Keeping pictures out of the copy, restate each record word for word.

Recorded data
————
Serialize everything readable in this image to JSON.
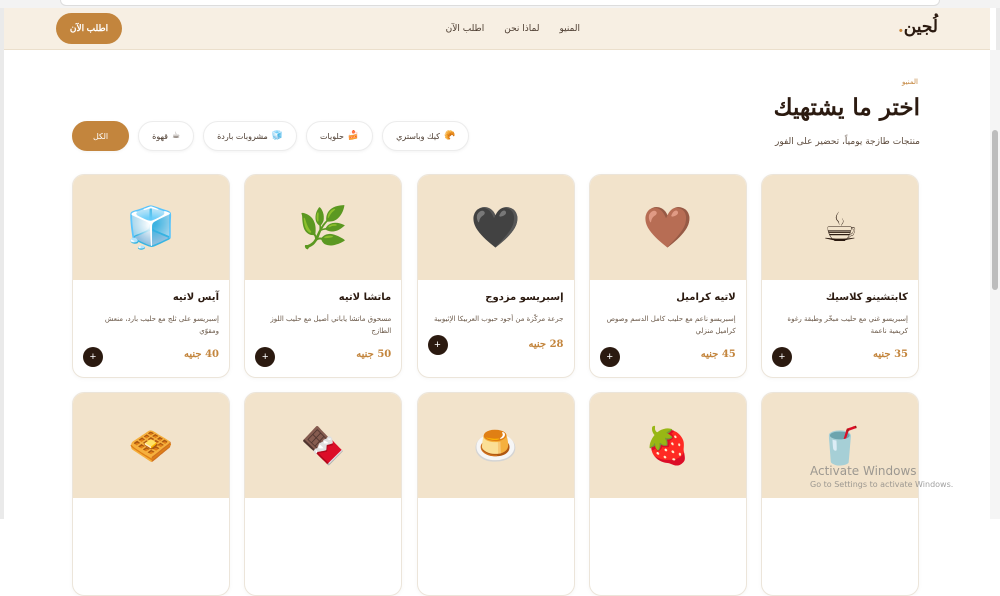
{
  "nav": {
    "logo": "لُجين",
    "logo_dot": ".",
    "links": [
      "المنيو",
      "لماذا نحن",
      "اطلب الآن"
    ],
    "order_button": "اطلب الآن"
  },
  "header": {
    "breadcrumb": "المنيو",
    "title": "اختر ما يشتهيك",
    "subtitle": "منتجات طازجة يومياً، تحضير على الفور"
  },
  "filters": [
    {
      "label": "الكل",
      "icon": "",
      "active": true
    },
    {
      "label": "قهوة",
      "icon": "☕",
      "icon_name": "coffee-icon"
    },
    {
      "label": "مشروبات باردة",
      "icon": "🧊",
      "icon_name": "ice-cube-icon"
    },
    {
      "label": "حلويات",
      "icon": "🍰",
      "icon_name": "cake-icon"
    },
    {
      "label": "كيك وباستري",
      "icon": "🥐",
      "icon_name": "croissant-icon"
    }
  ],
  "products": [
    {
      "name": "كابتشينو كلاسيك",
      "desc": "إسبريسو غني مع حليب مبخّر وطبقة رغوة كريمية ناعمة",
      "price": "35 جنيه",
      "icon": "☕",
      "icon_name": "coffee-cup-icon"
    },
    {
      "name": "لاتيه كراميل",
      "desc": "إسبريسو ناعم مع حليب كامل الدسم وصوص كراميل منزلي",
      "price": "45 جنيه",
      "icon": "🤎",
      "icon_name": "brown-heart-icon"
    },
    {
      "name": "إسبريسو مزدوج",
      "desc": "جرعة مركّزة من أجود حبوب العربيكا الإثيوبية",
      "price": "28 جنيه",
      "icon": "🖤",
      "icon_name": "dark-heart-icon"
    },
    {
      "name": "ماتشا لاتيه",
      "desc": "مسحوق ماتشا ياباني أصيل مع حليب اللوز الطازج",
      "price": "50 جنيه",
      "icon": "🌿",
      "icon_name": "leaf-icon"
    },
    {
      "name": "آيس لاتيه",
      "desc": "إسبريسو على ثلج مع حليب بارد، منعش ومقوّي",
      "price": "40 جنيه",
      "icon": "🧊",
      "icon_name": "ice-cube-icon"
    },
    {
      "name": "",
      "desc": "",
      "price": "",
      "icon": "🥤",
      "icon_name": "milkshake-cup-icon"
    },
    {
      "name": "",
      "desc": "",
      "price": "",
      "icon": "🍓",
      "icon_name": "strawberry-icon"
    },
    {
      "name": "",
      "desc": "",
      "price": "",
      "icon": "🍮",
      "icon_name": "pudding-icon"
    },
    {
      "name": "",
      "desc": "",
      "price": "",
      "icon": "🍫",
      "icon_name": "chocolate-bar-icon"
    },
    {
      "name": "",
      "desc": "",
      "price": "",
      "icon": "🧇",
      "icon_name": "waffle-icon"
    }
  ],
  "add_symbol": "+",
  "watermark": {
    "title": "Activate Windows",
    "subtitle": "Go to Settings to activate Windows."
  }
}
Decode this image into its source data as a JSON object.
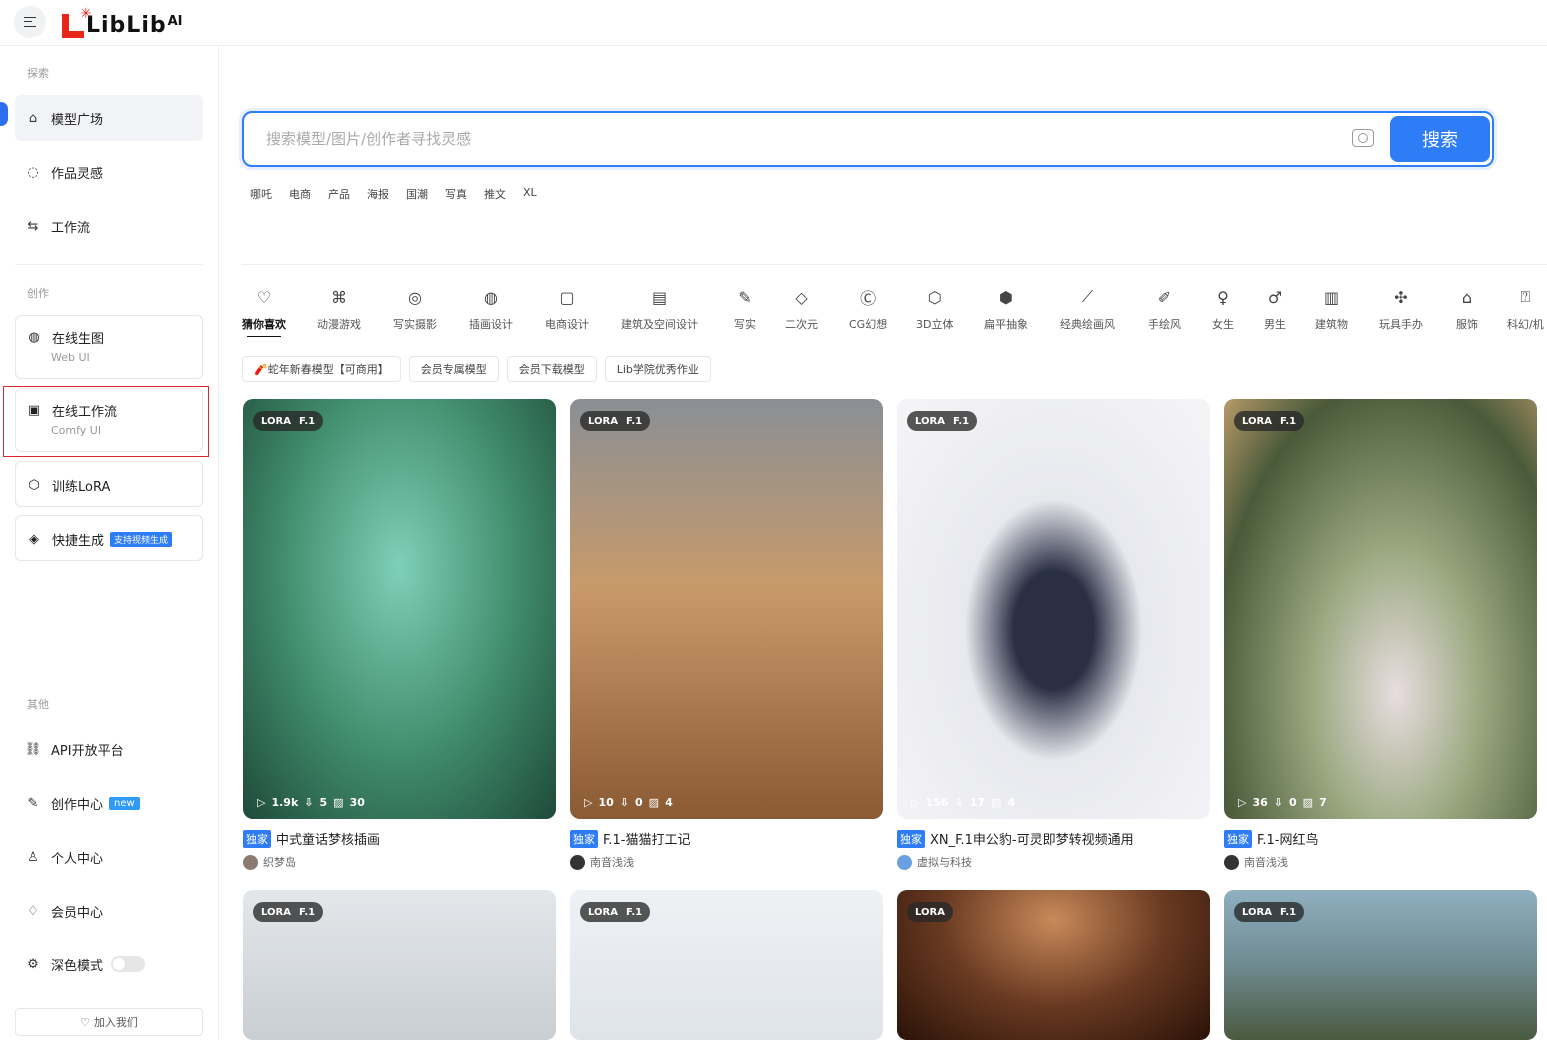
{
  "header": {
    "logo_text": "LibLib",
    "logo_ai": "AI"
  },
  "sidebar": {
    "sections": {
      "explore": "探索",
      "create": "创作",
      "other": "其他"
    },
    "explore_items": [
      {
        "label": "模型广场",
        "icon": "home-icon"
      },
      {
        "label": "作品灵感",
        "icon": "bulb-icon"
      },
      {
        "label": "工作流",
        "icon": "workflow-icon"
      }
    ],
    "create_items": [
      {
        "label": "在线生图",
        "sub": "Web UI",
        "icon": "palette-icon"
      },
      {
        "label": "在线工作流",
        "sub": "Comfy UI",
        "icon": "comfy-icon"
      },
      {
        "label": "训练LoRA",
        "icon": "cube-icon"
      },
      {
        "label": "快捷生成",
        "badge": "支持视频生成",
        "icon": "box-icon"
      }
    ],
    "other_items": [
      {
        "label": "API开放平台",
        "icon": "link-icon"
      },
      {
        "label": "创作中心",
        "badge": "new",
        "icon": "pen-icon"
      },
      {
        "label": "个人中心",
        "icon": "user-icon"
      },
      {
        "label": "会员中心",
        "icon": "diamond-icon"
      },
      {
        "label": "深色模式",
        "icon": "settings-icon"
      }
    ],
    "join_label": "加入我们"
  },
  "search": {
    "placeholder": "搜索模型/图片/创作者寻找灵感",
    "button": "搜索",
    "hot_tags": [
      "哪吒",
      "电商",
      "产品",
      "海报",
      "国潮",
      "写真",
      "推文",
      "XL"
    ]
  },
  "categories": [
    "猜你喜欢",
    "动漫游戏",
    "写实摄影",
    "插画设计",
    "电商设计",
    "建筑及空间设计",
    "写实",
    "二次元",
    "CG幻想",
    "3D立体",
    "扁平抽象",
    "经典绘画风",
    "手绘风",
    "女生",
    "男生",
    "建筑物",
    "玩具手办",
    "服饰",
    "科幻/机"
  ],
  "chips": [
    "🧨蛇年新春模型【可商用】",
    "会员专属模型",
    "会员下载模型",
    "Lib学院优秀作业"
  ],
  "cards": [
    {
      "tag": "LORA",
      "base": "F.1",
      "runs": "1.9k",
      "downloads": "5",
      "images": "30",
      "exclusive": "独家",
      "title": "中式童话梦核插画",
      "author": "织梦岛",
      "bg": "#3f8a6a"
    },
    {
      "tag": "LORA",
      "base": "F.1",
      "runs": "10",
      "downloads": "0",
      "images": "4",
      "exclusive": "独家",
      "title": "F.1-猫猫打工记",
      "author": "南音浅浅",
      "bg": "#b88a5a"
    },
    {
      "tag": "LORA",
      "base": "F.1",
      "runs": "156",
      "downloads": "17",
      "images": "4",
      "exclusive": "独家",
      "title": "XN_F.1申公豹-可灵即梦转视频通用",
      "author": "虚拟与科技",
      "bg": "#d9dbe3"
    },
    {
      "tag": "LORA",
      "base": "F.1",
      "runs": "36",
      "downloads": "0",
      "images": "7",
      "exclusive": "独家",
      "title": "F.1-网红鸟",
      "author": "南音浅浅",
      "bg": "#7c8a6a"
    },
    {
      "tag": "LORA",
      "base": "F.1",
      "bg": "#d7dde2"
    },
    {
      "tag": "LORA",
      "base": "F.1",
      "bg": "#e8ecf0"
    },
    {
      "tag": "LORA",
      "base": "",
      "bg": "#6a3a22"
    },
    {
      "tag": "LORA",
      "base": "F.1",
      "bg": "#6f8a90"
    }
  ]
}
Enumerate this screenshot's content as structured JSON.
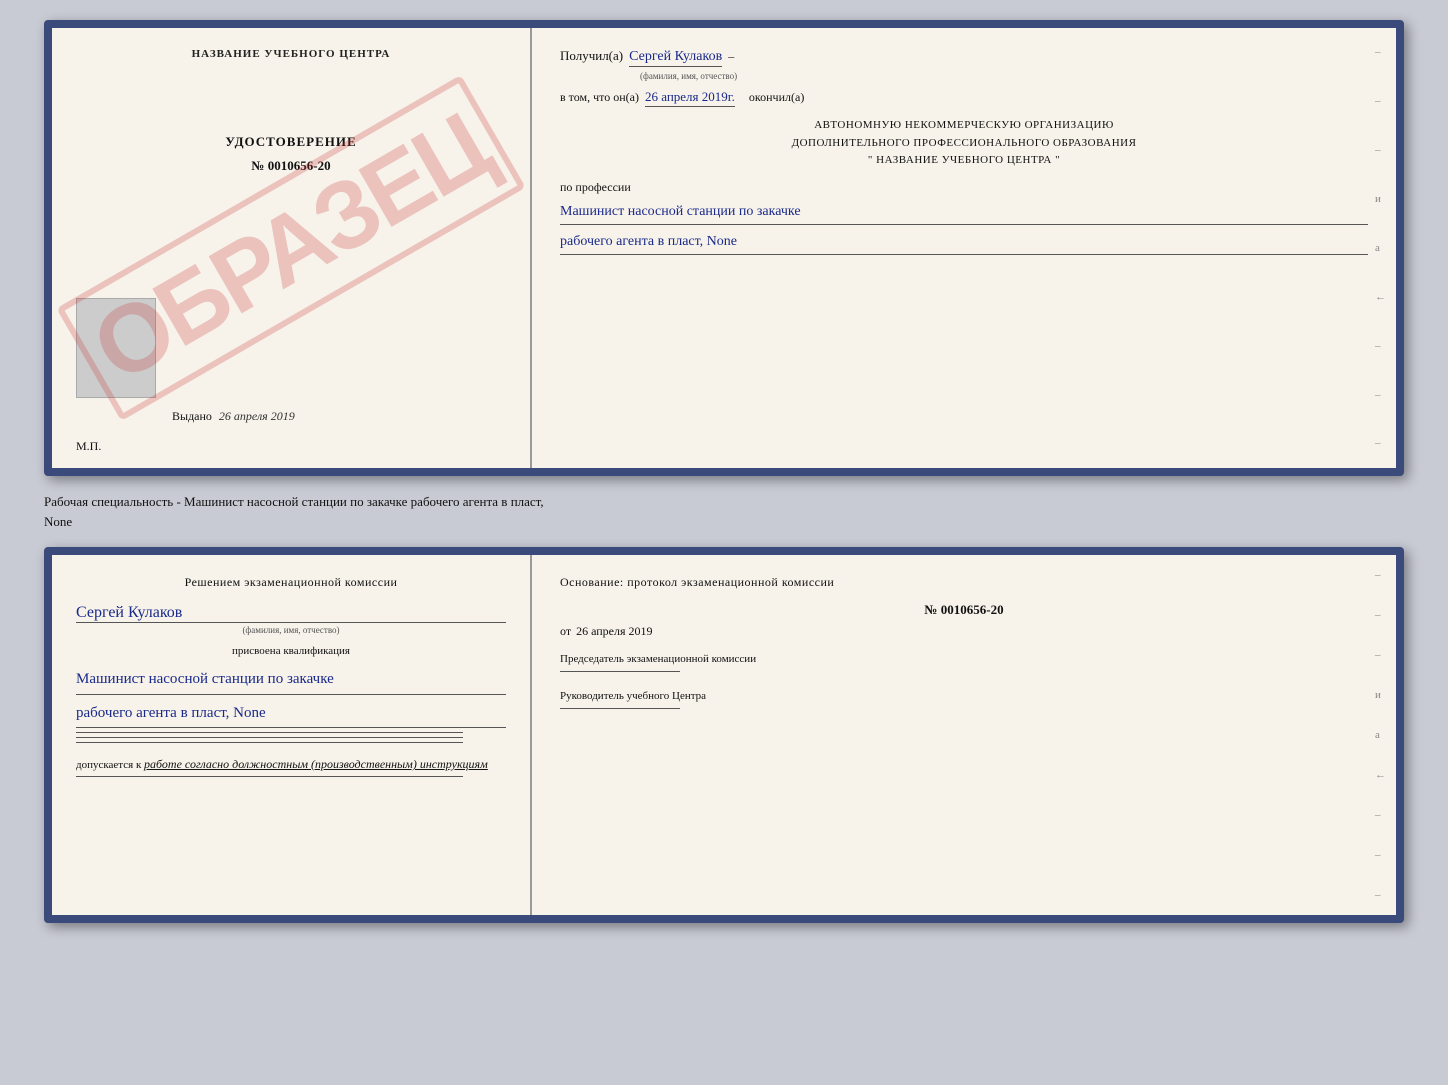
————
- _Answer box_:
Serialize everything readable in this image to JSON.
{
  "nav": {
    "logo": "لُجين",
    "logo_dot": ".",
    "links": [
      "المنيو",
      "لماذا نحن",
      "اطلب الآن"
    ],
    "order_button": "اطلب الآن"
  },
  "header": {
    "breadcrumb": "المنيو",
    "title": "اختر ما يشتهيك",
    "subtitle": "منتجات طازجة يومياً، تحضير على الفور"
  },
  "filters": [
    {
      "label": "الكل",
      "icon": "",
      "active": true
    },
    {
      "label": "قهوة",
      "icon": "☕",
      "icon_name": "coffee-icon"
    },
    {
      "label": "مشروبات باردة",
      "icon": "🧊",
      "icon_name": "ice-cube-icon"
    },
    {
      "label": "حلويات",
      "icon": "🍰",
      "icon_name": "cake-icon"
    },
    {
      "label": "كيك وباستري",
      "icon": "🥐",
      "icon_name": "croissant-icon"
    }
  ],
  "products": [
    {
      "name": "كابتشينو كلاسيك",
      "desc": "إسبريسو غني مع حليب مبخّر وطبقة رغوة كريمية ناعمة",
      "price": "35 جنيه",
      "icon": "☕",
      "icon_name": "coffee-cup-icon"
    },
    {
      "name": "لاتيه كراميل",
      "desc": "إسبريسو ناعم مع حليب كامل الدسم وصوص كراميل منزلي",
      "price": "45 جنيه",
      "icon": "🤎",
      "icon_name": "brown-heart-icon"
    },
    {
      "name": "إسبريسو مزدوج",
      "desc": "جرعة مركّزة من أجود حبوب العربيكا الإثيوبية",
      "price": "28 جنيه",
      "icon": "🖤",
      "icon_name": "dark-heart-icon"
    },
    {
      "name": "ماتشا لاتيه",
      "desc": "مسحوق ماتشا ياباني أصيل مع حليب اللوز الطازج",
      "price": "50 جنيه",
      "icon": "🌿",
      "icon_name": "leaf-icon"
    },
    {
      "name": "آيس لاتيه",
      "desc": "إسبريسو على ثلج مع حليب بارد، منعش ومقوّي",
      "price": "40 جنيه",
      "icon": "🧊",
      "icon_name": "ice-cube-icon"
    },
    {
      "name": "",
      "desc": "",
      "price": "",
      "icon": "🥤",
      "icon_name": "milkshake-cup-icon"
    },
    {
      "name": "",
      "desc": "",
      "price": "",
      "icon": "🍓",
      "icon_name": "strawberry-icon"
    },
    {
      "name": "",
      "desc": "",
      "price": "",
      "icon": "🍮",
      "icon_name": "pudding-icon"
    },
    {
      "name": "",
      "desc": "",
      "price": "",
      "icon": "🍫",
      "icon_name": "chocolate-bar-icon"
    },
    {
      "name": "",
      "desc": "",
      "price": "",
      "icon": "🧇",
      "icon_name": "waffle-icon"
    }
  ],
  "add_symbol": "+",
  "watermark": {
    "title": "Activate Windows",
    "subtitle": "Go to Settings to activate Windows."
  }
}
Decode this image into its source data as a JSON object.
{
  "header": {
    "logo_text": "LibLib",
    "logo_ai": "AI"
  },
  "sidebar": {
    "sections": {
      "explore": "探索",
      "create": "创作",
      "other": "其他"
    },
    "explore_items": [
      {
        "label": "模型广场",
        "icon": "home-icon"
      },
      {
        "label": "作品灵感",
        "icon": "bulb-icon"
      },
      {
        "label": "工作流",
        "icon": "workflow-icon"
      }
    ],
    "create_items": [
      {
        "label": "在线生图",
        "sub": "Web UI",
        "icon": "palette-icon"
      },
      {
        "label": "在线工作流",
        "sub": "Comfy UI",
        "icon": "comfy-icon"
      },
      {
        "label": "训练LoRA",
        "icon": "cube-icon"
      },
      {
        "label": "快捷生成",
        "badge": "支持视频生成",
        "icon": "box-icon"
      }
    ],
    "other_items": [
      {
        "label": "API开放平台",
        "icon": "link-icon"
      },
      {
        "label": "创作中心",
        "badge": "new",
        "icon": "pen-icon"
      },
      {
        "label": "个人中心",
        "icon": "user-icon"
      },
      {
        "label": "会员中心",
        "icon": "diamond-icon"
      },
      {
        "label": "深色模式",
        "icon": "settings-icon"
      }
    ],
    "join_label": "加入我们"
  },
  "search": {
    "placeholder": "搜索模型/图片/创作者寻找灵感",
    "button": "搜索",
    "hot_tags": [
      "哪吒",
      "电商",
      "产品",
      "海报",
      "国潮",
      "写真",
      "推文",
      "XL"
    ]
  },
  "categories": [
    "猜你喜欢",
    "动漫游戏",
    "写实摄影",
    "插画设计",
    "电商设计",
    "建筑及空间设计",
    "写实",
    "二次元",
    "CG幻想",
    "3D立体",
    "扁平抽象",
    "经典绘画风",
    "手绘风",
    "女生",
    "男生",
    "建筑物",
    "玩具手办",
    "服饰",
    "科幻/机"
  ],
  "chips": [
    "🧨蛇年新春模型【可商用】",
    "会员专属模型",
    "会员下载模型",
    "Lib学院优秀作业"
  ],
  "cards": [
    {
      "tag": "LORA",
      "base": "F.1",
      "runs": "1.9k",
      "downloads": "5",
      "images": "30",
      "exclusive": "独家",
      "title": "中式童话梦核插画",
      "author": "织梦岛",
      "bg": "#3f8a6a"
    },
    {
      "tag": "LORA",
      "base": "F.1",
      "runs": "10",
      "downloads": "0",
      "images": "4",
      "exclusive": "独家",
      "title": "F.1-猫猫打工记",
      "author": "南音浅浅",
      "bg": "#b88a5a"
    },
    {
      "tag": "LORA",
      "base": "F.1",
      "runs": "156",
      "downloads": "17",
      "images": "4",
      "exclusive": "独家",
      "title": "XN_F.1申公豹-可灵即梦转视频通用",
      "author": "虚拟与科技",
      "bg": "#d9dbe3"
    },
    {
      "tag": "LORA",
      "base": "F.1",
      "runs": "36",
      "downloads": "0",
      "images": "7",
      "exclusive": "独家",
      "title": "F.1-网红鸟",
      "author": "南音浅浅",
      "bg": "#7c8a6a"
    },
    {
      "tag": "LORA",
      "base": "F.1",
      "bg": "#d7dde2"
    },
    {
      "tag": "LORA",
      "base": "F.1",
      "bg": "#e8ecf0"
    },
    {
      "tag": "LORA",
      "base": "",
      "bg": "#6a3a22"
    },
    {
      "tag": "LORA",
      "base": "F.1",
      "bg": "#6f8a90"
    }
  ]
}
Enumerate this screenshot's content as structured JSON.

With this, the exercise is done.